Tape and inkle loom weavers allow for this by allowing a small loop at the edge (selvedge) and by tugging on the ends as they proceed with the weaving. The size of loop needed for maintaining a nice edge is part of the craft which must be learned through practice. Wider width weavings will have either an angle of thread or a curve of thread across the shed before it is packed in.

Temples are an aid for the weaver to maintain consistent width. They act much like a rug-stretcher. They are particularly helpful when weaving rag rugs as the shortening of weft thread is more pronounced because of the bulk of rags.

Temples have five important parts: There will be two arms generally made of wood. The tip of each arm will be equipped with teeth of some sort--usually several small brads or nails, pointy side out. And the temple will have some means of fastening the two arms together at several widths.

While teeth are fairly standard, several creative methods have been seen for keeping the two arms tied together and are seen here. The item above uses a wing nut on a bolt through a set of holes which provides a friction fit.

The action of some temples is much like scissors. The arms are formed into an "x" and the teeth are inserted into the work near its edge. Downward force is applied to the pivot until the arms lie parallel and the teeth have stretched the work to its proper width. The arms are then secured in this state by string or a door latch (or both) as seen below
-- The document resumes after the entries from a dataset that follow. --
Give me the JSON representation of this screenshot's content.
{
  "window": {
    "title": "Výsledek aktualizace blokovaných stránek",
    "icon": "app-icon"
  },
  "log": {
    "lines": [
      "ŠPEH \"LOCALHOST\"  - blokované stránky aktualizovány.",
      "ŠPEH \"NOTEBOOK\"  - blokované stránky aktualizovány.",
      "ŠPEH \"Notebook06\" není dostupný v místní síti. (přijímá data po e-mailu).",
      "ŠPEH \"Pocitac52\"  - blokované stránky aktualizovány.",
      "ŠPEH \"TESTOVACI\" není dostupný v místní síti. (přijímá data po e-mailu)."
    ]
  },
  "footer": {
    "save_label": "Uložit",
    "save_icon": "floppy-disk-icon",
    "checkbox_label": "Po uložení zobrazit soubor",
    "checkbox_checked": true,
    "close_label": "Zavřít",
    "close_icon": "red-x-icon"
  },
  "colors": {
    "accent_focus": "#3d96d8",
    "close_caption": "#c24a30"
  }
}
The temple pictured above and below shows signs of good craftsmanship as well as caring for how the product appeared. The maker of this temple used sapwood for one arm and heartwood from a walnut tree for its other arm giving the work a nice two-toned look.

In addition to having all the right parts, the maker chip-carved decorations in the wood. This item was advertised as a "primitive wood gadget."

When the temple has been flattened, the small mortise and tenon are engaged for a permanent setting.